▶ THE TASK:
Copy each line of the entries beneath that contains the word "끝리스트".
*** Opening of THE DATA ***
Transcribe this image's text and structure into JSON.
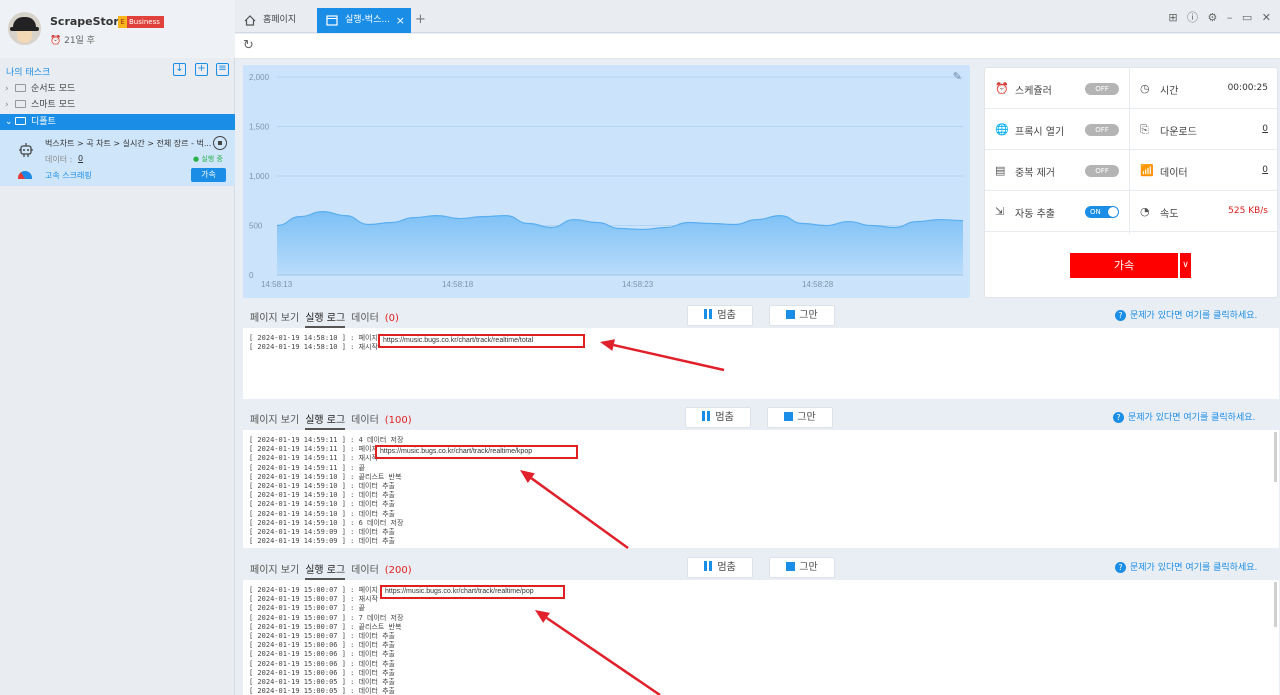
{
  "profile": {
    "app_name": "ScrapeStorm",
    "badge_letter": "E",
    "badge": "Business",
    "expiry": "21일 후"
  },
  "tasks": {
    "title": "나의 태스크",
    "tree": [
      "순서도 모드",
      "스마트 모드",
      "디폴트"
    ],
    "task": {
      "name": "벅스차트 > 곡 차트 > 실시간 > 전체 장르 - 벅...",
      "data_label": "데이터 :",
      "data_value": "0",
      "status": "● 실행 중",
      "speed_label": "고속 스크래핑",
      "accel": "가속"
    }
  },
  "tabs": {
    "home": "홈페이지",
    "run": "실행-벅스...",
    "close": "×",
    "add": "+"
  },
  "window_controls": "⊞ ⓘ ⚙ – ▭ ✕",
  "chart_data": {
    "type": "area",
    "y_ticks": [
      "2,000",
      "1,500",
      "1,000",
      "500",
      "0"
    ],
    "x_ticks": [
      "14:58:13",
      "14:58:18",
      "14:58:23",
      "14:58:28"
    ],
    "ylim": [
      0,
      2000
    ],
    "grid": true,
    "values": [
      500,
      590,
      640,
      600,
      510,
      530,
      580,
      600,
      570,
      590,
      600,
      520,
      480,
      560,
      530,
      470,
      460,
      480,
      530,
      520,
      510,
      560,
      600,
      520,
      500,
      540,
      500,
      480,
      540,
      560,
      550
    ]
  },
  "stats": {
    "scheduler": {
      "label": "스케쥴러",
      "toggle": "OFF"
    },
    "proxy": {
      "label": "프록시 열기",
      "toggle": "OFF"
    },
    "dedupe": {
      "label": "중복 제거",
      "toggle": "OFF"
    },
    "auto_export": {
      "label": "자동 추출",
      "toggle": "ON"
    },
    "time": {
      "label": "시간",
      "value": "00:00:25"
    },
    "download": {
      "label": "다운로드",
      "value": "0"
    },
    "data": {
      "label": "데이터",
      "value": "0"
    },
    "speed": {
      "label": "속도",
      "value": "525 KB/s"
    },
    "accel": "가속",
    "accel_dropdown": "∨"
  },
  "log_tabs": {
    "page_view": "페이지 보기",
    "run_log": "실행 로그",
    "data": "데이터",
    "pause": "멈춤",
    "stop": "그만",
    "help": "문제가 있다면 여기를 클릭하세요."
  },
  "sections": [
    {
      "count": "(0)",
      "url": "https://music.bugs.co.kr/chart/track/realtime/total",
      "lines": [
        "[ 2024-01-19 14:58:10 ] : 페이지 열기",
        "[ 2024-01-19 14:58:10 ] : 재시작"
      ]
    },
    {
      "count": "(100)",
      "url": "https://music.bugs.co.kr/chart/track/realtime/kpop",
      "lines": [
        "[ 2024-01-19 14:59:11 ] : 4 데이터 저장",
        "[ 2024-01-19 14:59:11 ] : 페이지 열기",
        "[ 2024-01-19 14:59:11 ] : 재시작",
        "[ 2024-01-19 14:59:11 ] : 끝",
        "[ 2024-01-19 14:59:10 ] : 끝리스트 반복",
        "[ 2024-01-19 14:59:10 ] : 데이터 추출",
        "[ 2024-01-19 14:59:10 ] : 데이터 추출",
        "[ 2024-01-19 14:59:10 ] : 데이터 추출",
        "[ 2024-01-19 14:59:10 ] : 데이터 추출",
        "[ 2024-01-19 14:59:10 ] : 6 데이터 저장",
        "[ 2024-01-19 14:59:09 ] : 데이터 추출",
        "[ 2024-01-19 14:59:09 ] : 데이터 추출"
      ]
    },
    {
      "count": "(200)",
      "url": "https://music.bugs.co.kr/chart/track/realtime/pop",
      "lines": [
        "[ 2024-01-19 15:00:07 ] : 페이지 열기",
        "[ 2024-01-19 15:00:07 ] : 재시작",
        "[ 2024-01-19 15:00:07 ] : 끝",
        "[ 2024-01-19 15:00:07 ] : 7 데이터 저장",
        "[ 2024-01-19 15:00:07 ] : 끝리스트 반복",
        "[ 2024-01-19 15:00:07 ] : 데이터 추출",
        "[ 2024-01-19 15:00:06 ] : 데이터 추출",
        "[ 2024-01-19 15:00:06 ] : 데이터 추출",
        "[ 2024-01-19 15:00:06 ] : 데이터 추출",
        "[ 2024-01-19 15:00:06 ] : 데이터 추출",
        "[ 2024-01-19 15:00:05 ] : 데이터 추출",
        "[ 2024-01-19 15:00:05 ] : 데이터 추출"
      ]
    }
  ]
}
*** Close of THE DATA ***
▶ WRITTEN ANSWER:
        "[ 2024-01-19 14:59:10 ] : 끝리스트 반복",
        "[ 2024-01-19 15:00:07 ] : 끝리스트 반복",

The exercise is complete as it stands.